YOUR OBJECTIVE: The task calls for the count of lines containing "DỊCH" in these records, given as a number with no other words.

Recorded data:
>>>
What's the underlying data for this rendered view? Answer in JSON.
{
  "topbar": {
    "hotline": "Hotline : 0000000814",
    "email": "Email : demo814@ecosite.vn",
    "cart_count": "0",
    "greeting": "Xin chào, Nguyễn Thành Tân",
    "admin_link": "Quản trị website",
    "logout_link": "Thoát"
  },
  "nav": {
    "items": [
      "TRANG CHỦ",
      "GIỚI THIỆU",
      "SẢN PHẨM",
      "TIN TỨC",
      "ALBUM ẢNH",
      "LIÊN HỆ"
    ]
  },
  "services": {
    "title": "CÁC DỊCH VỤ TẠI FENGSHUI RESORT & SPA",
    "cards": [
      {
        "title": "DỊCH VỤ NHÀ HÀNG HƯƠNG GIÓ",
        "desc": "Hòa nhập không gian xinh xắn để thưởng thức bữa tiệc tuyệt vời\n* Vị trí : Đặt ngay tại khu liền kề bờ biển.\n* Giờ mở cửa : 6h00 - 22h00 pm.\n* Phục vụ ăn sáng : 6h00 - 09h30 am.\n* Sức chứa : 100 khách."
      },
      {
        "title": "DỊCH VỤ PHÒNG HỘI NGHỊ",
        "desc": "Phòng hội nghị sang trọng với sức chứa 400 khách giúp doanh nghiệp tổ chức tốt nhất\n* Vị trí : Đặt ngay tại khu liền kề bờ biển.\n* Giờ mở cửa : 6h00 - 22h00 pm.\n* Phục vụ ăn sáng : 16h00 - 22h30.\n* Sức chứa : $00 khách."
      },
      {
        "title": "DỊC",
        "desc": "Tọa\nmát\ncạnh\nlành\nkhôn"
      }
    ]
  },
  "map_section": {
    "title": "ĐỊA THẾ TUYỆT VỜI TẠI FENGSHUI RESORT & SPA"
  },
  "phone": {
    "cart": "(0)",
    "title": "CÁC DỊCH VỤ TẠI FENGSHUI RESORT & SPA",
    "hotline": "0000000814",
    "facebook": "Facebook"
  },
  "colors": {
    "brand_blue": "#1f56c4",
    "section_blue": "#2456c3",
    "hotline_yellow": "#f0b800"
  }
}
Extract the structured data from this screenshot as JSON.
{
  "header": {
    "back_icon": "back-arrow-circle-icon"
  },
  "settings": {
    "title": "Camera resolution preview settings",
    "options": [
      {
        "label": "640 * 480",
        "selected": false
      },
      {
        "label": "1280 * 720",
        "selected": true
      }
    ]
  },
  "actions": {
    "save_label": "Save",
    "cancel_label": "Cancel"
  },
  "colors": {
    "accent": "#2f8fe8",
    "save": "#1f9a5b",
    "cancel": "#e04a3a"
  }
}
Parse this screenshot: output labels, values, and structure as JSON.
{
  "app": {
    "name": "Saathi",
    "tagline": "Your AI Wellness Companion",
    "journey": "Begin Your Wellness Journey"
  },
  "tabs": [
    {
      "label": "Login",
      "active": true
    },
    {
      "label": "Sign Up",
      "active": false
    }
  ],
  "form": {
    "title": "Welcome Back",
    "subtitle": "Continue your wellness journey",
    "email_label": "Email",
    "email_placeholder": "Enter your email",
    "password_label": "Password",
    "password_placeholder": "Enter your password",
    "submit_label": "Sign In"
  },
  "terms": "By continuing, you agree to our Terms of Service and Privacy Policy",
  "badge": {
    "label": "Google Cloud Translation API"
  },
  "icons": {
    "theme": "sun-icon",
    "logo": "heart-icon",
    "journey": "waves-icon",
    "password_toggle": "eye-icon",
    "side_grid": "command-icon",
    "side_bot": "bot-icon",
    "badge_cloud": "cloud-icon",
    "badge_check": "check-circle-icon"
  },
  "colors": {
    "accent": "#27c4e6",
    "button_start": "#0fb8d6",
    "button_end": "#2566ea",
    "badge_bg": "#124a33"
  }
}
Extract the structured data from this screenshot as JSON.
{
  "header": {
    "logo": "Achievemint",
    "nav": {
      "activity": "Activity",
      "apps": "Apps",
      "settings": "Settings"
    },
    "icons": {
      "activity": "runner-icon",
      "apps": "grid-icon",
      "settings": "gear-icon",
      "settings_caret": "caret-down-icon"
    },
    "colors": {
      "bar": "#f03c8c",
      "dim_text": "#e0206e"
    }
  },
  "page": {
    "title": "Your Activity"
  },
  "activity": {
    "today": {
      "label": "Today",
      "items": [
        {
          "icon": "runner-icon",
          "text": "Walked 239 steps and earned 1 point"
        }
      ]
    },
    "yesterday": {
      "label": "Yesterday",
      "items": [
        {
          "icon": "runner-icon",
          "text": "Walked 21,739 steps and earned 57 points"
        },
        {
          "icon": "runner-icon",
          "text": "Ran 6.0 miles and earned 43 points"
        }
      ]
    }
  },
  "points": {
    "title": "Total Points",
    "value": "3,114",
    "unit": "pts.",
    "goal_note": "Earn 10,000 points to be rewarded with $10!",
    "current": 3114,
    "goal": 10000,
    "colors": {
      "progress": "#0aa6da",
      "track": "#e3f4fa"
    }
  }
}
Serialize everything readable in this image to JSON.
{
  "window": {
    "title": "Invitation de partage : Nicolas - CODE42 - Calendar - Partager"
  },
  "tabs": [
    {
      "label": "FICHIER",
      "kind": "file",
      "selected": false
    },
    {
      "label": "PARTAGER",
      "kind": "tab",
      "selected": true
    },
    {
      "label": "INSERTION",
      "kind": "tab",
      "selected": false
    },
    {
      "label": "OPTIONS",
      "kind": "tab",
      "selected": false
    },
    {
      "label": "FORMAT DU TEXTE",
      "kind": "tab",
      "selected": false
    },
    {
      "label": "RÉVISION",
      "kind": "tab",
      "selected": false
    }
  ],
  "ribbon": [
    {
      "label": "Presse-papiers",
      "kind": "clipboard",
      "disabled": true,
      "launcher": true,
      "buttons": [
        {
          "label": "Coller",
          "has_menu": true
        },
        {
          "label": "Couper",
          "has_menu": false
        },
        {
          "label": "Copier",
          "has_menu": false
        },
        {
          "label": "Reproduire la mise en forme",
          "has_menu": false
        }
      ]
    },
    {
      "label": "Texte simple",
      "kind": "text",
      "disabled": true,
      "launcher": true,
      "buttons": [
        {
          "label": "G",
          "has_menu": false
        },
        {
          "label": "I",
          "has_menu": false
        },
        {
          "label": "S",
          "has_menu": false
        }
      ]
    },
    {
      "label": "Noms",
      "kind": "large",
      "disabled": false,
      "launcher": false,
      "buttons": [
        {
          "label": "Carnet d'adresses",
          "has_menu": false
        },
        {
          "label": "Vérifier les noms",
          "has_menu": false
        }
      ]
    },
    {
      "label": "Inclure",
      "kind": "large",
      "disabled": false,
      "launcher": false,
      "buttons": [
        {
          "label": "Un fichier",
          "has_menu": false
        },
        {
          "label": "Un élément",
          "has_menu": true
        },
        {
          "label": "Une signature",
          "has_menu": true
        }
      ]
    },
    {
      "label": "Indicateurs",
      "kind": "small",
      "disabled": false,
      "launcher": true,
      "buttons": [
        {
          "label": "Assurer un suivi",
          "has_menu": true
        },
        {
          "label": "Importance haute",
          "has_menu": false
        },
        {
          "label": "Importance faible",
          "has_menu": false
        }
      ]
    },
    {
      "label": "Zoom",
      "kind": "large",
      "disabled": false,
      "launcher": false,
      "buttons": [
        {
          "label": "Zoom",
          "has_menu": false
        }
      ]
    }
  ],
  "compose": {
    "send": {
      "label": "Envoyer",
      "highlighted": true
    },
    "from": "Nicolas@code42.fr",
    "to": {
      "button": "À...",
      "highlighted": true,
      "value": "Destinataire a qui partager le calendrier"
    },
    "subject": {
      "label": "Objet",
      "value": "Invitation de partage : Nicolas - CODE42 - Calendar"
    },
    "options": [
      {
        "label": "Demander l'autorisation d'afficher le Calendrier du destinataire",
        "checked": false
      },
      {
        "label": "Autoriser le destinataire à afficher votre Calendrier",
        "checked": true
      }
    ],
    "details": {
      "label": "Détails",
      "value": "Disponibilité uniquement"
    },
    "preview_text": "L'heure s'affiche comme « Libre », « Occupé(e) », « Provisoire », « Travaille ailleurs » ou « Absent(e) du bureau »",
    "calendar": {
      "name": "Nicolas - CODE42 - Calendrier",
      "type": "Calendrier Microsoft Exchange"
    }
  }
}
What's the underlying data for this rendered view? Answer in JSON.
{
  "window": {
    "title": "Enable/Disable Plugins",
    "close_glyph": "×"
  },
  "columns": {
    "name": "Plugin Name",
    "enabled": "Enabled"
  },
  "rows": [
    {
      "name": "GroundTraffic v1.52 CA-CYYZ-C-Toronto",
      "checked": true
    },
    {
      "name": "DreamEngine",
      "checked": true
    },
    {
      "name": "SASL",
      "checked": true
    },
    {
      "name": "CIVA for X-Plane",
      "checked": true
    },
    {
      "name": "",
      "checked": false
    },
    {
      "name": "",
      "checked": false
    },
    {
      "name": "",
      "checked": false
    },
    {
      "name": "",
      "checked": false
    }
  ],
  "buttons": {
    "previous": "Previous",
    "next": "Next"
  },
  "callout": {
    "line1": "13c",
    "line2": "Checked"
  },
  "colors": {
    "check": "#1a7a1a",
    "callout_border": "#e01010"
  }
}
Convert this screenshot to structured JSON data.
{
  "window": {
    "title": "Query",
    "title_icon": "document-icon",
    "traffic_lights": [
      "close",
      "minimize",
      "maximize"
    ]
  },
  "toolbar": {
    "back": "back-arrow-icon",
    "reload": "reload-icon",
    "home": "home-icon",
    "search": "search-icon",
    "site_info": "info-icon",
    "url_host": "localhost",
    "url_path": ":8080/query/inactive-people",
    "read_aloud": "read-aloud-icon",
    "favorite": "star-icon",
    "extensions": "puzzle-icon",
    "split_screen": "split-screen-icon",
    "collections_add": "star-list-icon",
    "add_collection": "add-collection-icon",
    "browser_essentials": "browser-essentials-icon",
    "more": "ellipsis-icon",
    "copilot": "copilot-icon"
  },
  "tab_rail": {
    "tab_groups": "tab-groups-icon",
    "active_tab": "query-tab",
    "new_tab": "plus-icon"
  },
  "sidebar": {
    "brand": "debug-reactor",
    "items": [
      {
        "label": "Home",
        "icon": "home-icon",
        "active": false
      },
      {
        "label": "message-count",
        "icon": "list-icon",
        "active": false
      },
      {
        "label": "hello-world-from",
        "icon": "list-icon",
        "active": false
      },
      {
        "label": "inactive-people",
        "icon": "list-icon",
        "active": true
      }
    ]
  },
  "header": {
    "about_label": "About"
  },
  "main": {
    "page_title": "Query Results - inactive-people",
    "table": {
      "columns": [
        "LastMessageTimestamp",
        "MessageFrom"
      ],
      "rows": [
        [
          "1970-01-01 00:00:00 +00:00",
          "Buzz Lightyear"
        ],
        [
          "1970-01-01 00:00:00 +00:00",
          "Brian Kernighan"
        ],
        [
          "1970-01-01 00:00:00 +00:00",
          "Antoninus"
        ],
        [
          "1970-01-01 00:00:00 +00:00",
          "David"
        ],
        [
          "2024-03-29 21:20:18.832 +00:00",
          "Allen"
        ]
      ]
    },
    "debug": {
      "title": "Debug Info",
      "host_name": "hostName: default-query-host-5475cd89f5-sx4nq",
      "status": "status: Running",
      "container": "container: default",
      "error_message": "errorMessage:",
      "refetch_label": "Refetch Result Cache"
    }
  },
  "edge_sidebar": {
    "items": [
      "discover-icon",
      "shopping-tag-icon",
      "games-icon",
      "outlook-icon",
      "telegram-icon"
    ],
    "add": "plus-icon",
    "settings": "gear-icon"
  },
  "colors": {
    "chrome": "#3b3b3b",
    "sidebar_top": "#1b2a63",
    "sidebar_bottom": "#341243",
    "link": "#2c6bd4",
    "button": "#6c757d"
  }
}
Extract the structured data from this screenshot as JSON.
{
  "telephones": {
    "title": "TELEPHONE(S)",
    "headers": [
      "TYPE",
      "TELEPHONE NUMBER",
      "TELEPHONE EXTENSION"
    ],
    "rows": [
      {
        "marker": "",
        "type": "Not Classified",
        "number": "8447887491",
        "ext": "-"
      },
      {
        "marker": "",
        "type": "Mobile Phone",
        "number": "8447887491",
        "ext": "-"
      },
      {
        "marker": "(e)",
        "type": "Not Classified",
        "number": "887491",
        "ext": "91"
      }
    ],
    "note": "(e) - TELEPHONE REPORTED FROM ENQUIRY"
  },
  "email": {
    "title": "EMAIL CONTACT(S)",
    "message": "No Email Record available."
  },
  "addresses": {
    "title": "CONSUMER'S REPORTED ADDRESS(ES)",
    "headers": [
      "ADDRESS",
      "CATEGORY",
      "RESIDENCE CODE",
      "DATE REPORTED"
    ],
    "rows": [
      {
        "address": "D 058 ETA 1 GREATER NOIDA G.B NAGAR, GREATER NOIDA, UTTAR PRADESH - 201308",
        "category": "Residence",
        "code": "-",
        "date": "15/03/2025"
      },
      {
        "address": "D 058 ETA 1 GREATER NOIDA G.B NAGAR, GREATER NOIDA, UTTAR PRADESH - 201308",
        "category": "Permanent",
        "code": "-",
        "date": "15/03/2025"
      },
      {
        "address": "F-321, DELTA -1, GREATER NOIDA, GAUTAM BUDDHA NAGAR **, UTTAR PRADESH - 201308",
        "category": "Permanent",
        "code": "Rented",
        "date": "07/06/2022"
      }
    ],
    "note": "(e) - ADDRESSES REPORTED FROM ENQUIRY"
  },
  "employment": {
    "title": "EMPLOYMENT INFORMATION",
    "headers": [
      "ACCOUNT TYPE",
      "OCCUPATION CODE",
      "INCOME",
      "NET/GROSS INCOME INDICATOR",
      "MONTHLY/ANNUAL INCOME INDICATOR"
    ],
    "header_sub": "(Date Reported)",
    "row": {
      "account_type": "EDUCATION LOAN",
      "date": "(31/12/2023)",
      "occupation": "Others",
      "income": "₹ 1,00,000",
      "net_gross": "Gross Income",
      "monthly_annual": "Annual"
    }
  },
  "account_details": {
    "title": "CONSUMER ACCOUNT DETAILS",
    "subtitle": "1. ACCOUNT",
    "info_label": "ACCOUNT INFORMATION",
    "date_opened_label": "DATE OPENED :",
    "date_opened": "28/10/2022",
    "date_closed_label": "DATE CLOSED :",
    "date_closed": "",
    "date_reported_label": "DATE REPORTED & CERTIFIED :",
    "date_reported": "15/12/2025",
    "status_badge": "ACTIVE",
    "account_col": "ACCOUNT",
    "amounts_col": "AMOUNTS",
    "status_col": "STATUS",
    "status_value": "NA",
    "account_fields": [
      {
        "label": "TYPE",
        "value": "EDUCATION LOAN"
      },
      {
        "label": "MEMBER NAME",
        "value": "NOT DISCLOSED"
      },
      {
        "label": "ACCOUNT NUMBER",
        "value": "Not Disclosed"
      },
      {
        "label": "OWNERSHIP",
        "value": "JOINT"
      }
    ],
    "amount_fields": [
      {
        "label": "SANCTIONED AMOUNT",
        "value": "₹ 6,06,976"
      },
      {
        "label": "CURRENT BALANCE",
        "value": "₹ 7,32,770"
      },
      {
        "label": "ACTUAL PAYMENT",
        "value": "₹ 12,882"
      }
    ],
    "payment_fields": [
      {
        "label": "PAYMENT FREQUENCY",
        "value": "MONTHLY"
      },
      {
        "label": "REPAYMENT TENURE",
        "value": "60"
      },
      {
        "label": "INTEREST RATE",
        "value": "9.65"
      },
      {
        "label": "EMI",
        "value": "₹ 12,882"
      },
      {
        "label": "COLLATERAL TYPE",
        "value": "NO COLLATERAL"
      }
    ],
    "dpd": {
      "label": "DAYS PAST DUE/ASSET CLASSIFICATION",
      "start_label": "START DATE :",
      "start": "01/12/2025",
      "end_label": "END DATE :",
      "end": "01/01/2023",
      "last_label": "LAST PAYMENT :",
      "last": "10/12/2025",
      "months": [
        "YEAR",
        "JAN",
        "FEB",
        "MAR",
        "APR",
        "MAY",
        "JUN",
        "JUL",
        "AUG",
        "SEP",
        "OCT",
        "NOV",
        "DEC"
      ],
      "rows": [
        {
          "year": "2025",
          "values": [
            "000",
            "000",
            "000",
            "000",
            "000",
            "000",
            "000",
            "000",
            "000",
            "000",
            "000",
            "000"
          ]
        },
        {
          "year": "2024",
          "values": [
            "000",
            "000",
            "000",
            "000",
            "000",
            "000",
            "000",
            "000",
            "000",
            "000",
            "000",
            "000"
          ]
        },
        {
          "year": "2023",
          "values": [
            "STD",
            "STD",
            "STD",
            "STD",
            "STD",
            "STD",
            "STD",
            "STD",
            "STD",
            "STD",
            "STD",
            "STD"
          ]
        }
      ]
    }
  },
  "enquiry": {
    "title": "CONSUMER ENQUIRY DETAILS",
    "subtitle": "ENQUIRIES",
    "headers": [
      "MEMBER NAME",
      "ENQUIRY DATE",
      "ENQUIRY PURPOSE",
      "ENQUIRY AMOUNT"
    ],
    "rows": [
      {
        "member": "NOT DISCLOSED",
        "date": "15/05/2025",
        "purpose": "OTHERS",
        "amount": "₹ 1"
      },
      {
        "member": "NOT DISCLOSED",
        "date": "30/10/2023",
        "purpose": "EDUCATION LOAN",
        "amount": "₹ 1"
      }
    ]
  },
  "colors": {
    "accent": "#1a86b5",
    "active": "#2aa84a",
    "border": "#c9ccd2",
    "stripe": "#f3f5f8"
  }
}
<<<
EXERCISE SOLUTION: 4